A strong, powerfully built right-handed-hitting outfielder, Luzinski hit 307 home runs and had 1,128 RBI during his 15-year career with the Phils and White Sox, including some of the longest round-trippers ever hit at Veterans Stadium in Philadelphia. He was also a force on the road: I remember a game at Shea Stadium that I attended as a teenager, in which he belted a home run off southpaw Jerry Koosman that still has not landed.
Luzinski hit 30 or more home runs in a season four times, drove in over 100 runs four times (including a league-leading 120 RBI with the Phillies in 1975) and concluded his career with a .478 slugging percentage. He also had a very respectable .276 lifetime batting average.
Luzinski was a member of the 1980 World Series-champion Phillies contingent that defeated the Kansas City Royals in six games.
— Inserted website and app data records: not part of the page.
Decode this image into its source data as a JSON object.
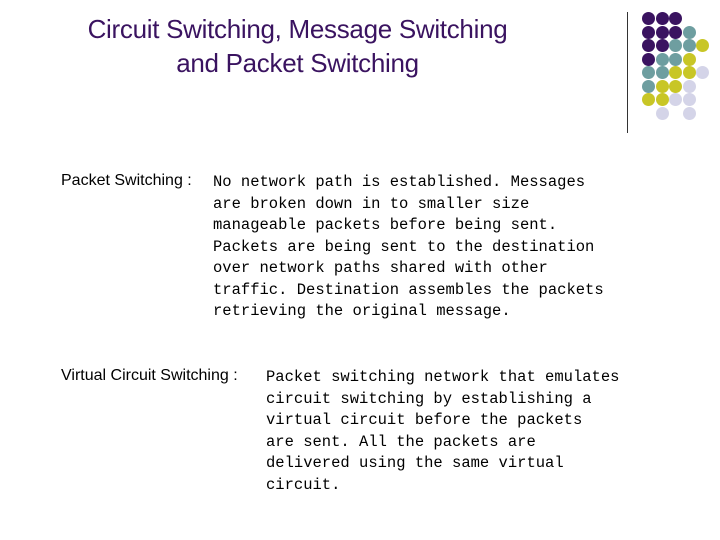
{
  "slide": {
    "title_line1": "Circuit Switching, Message Switching",
    "title_line2": "and Packet Switching",
    "decoration": {
      "icon": "dot-grid-icon",
      "colors": {
        "purple": "#3a1360",
        "teal": "#6e9ea0",
        "yellow": "#c8c626",
        "lavender": "#d4d4e8"
      },
      "rows": [
        [
          "purple",
          "purple",
          "purple",
          null,
          null
        ],
        [
          "purple",
          "purple",
          "purple",
          "teal",
          null
        ],
        [
          "purple",
          "purple",
          "teal",
          "teal",
          "yellow"
        ],
        [
          "purple",
          "teal",
          "teal",
          "yellow",
          null
        ],
        [
          "teal",
          "teal",
          "yellow",
          "yellow",
          "lavender"
        ],
        [
          "teal",
          "yellow",
          "yellow",
          "lavender",
          null
        ],
        [
          "yellow",
          "yellow",
          "lavender",
          "lavender",
          null
        ],
        [
          null,
          "lavender",
          null,
          "lavender",
          null
        ]
      ]
    },
    "entries": [
      {
        "term": "Packet Switching :",
        "lines": [
          "No network path is established. Messages",
          "are broken down in to smaller size",
          "manageable packets before being sent.",
          "Packets are being sent to the destination",
          "over network paths shared with other",
          "traffic. Destination assembles the packets",
          "retrieving the original message."
        ]
      },
      {
        "term": "Virtual Circuit Switching :",
        "lines": [
          "Packet switching network that emulates",
          "circuit switching by establishing a",
          "virtual circuit before the packets",
          "are sent. All the packets are",
          "delivered using the same virtual",
          "circuit."
        ]
      }
    ]
  }
}
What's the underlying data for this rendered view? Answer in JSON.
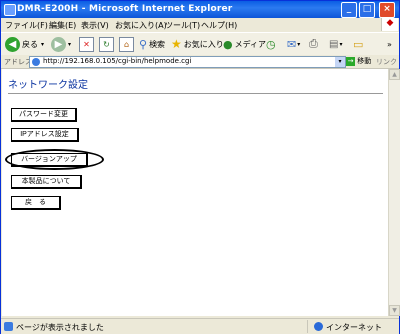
{
  "window": {
    "title": "DMR-E200H - Microsoft Internet Explorer"
  },
  "menu": [
    "ファイル(F)",
    "編集(E)",
    "表示(V)",
    "お気に入り(A)",
    "ツール(T)",
    "ヘルプ(H)"
  ],
  "toolbar": {
    "back": "戻る",
    "search": "検索",
    "favorites": "お気に入り",
    "media": "メディア"
  },
  "address": {
    "label": "アドレス(D)",
    "url": "http://192.168.0.105/cgi-bin/helpmode.cgi",
    "go": "移動",
    "links": "リンク"
  },
  "page": {
    "title": "ネットワーク設定",
    "buttons": [
      "パスワード変更",
      "IPアドレス設定",
      "バージョンアップ",
      "本製品について",
      "戻　る"
    ]
  },
  "status": {
    "text": "ページが表示されました",
    "zone": "インターネット"
  }
}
He was purchased by the White Sox in March 1981 and was a solid designated hitter for four seasons with the Chisox before calling it quits in 1984 after belting 84 home runs for the South Siders.
Luzinski's "Bull's BBQ" is one of the most popular dining establishments at Citizens Bank Park in the City of Brotherly Love.